John Eastgate, sales and marketing director at OneSavings Bank, said: "Buyer activity remains pretty depressed as the market comes to terms with economic uncertainty on top of existing obstacles of a lack of supply and increasing affordability challenges.

"Buying a home is the most significant financial outlay the majority of people will make, so with heightened fears that a turbulent Brexit and a slower economy might impact job security and property prices, consumers are naturally putting the brakes on homebuying decisions."

Danny Belton, head of lender relationships at Legal & General Mortgage Club said the year-on-year mortgage activity within the sector remained largely unchanged with a number of consumers looking to step onto the property ladder keeping the market buoyant.

He added: "However, it will be interesting to see if next month’s figures will be affected with the base rate rise.

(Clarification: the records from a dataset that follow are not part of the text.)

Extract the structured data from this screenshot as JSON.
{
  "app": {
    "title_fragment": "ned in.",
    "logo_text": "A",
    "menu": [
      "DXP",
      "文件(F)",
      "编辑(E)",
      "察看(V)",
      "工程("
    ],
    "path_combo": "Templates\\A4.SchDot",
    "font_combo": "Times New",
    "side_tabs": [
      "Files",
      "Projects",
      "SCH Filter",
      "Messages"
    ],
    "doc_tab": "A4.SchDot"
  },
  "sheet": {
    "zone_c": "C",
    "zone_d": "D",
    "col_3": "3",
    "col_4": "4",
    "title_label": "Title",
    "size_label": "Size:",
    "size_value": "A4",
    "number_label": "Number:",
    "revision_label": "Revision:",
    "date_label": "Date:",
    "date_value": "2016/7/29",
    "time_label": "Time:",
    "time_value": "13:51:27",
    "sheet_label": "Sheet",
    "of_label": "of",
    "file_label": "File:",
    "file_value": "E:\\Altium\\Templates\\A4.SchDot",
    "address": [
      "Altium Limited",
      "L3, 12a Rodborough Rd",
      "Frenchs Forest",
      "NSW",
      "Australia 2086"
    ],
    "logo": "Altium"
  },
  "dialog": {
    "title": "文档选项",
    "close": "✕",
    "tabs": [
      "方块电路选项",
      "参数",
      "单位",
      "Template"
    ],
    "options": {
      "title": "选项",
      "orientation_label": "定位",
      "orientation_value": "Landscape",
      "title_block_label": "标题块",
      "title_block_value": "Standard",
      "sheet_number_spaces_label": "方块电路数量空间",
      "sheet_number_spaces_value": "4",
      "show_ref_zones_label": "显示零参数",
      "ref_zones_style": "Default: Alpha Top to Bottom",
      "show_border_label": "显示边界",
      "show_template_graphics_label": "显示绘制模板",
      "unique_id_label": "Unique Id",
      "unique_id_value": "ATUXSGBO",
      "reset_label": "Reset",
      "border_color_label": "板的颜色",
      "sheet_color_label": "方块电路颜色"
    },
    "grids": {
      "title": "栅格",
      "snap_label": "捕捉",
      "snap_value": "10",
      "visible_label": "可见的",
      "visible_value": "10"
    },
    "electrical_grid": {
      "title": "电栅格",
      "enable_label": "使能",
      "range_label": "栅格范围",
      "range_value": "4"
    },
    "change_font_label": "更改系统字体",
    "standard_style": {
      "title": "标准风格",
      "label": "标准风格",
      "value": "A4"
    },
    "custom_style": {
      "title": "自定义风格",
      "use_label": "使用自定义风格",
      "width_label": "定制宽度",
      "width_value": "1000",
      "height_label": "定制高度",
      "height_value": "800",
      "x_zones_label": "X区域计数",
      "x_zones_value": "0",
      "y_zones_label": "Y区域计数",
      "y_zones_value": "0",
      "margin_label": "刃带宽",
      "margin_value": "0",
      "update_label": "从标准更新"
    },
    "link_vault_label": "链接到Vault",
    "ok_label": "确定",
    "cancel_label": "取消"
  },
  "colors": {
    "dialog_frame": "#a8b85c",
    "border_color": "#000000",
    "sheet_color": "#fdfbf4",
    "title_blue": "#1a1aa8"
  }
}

"Although the effect is unlikely to be substantial, for anyone concerned, we would encourage borrowers to get in touch with a mortgage broker - brokers are perfectly placed to provide tailored advice to customers, no matter what challenges the housing climate might present."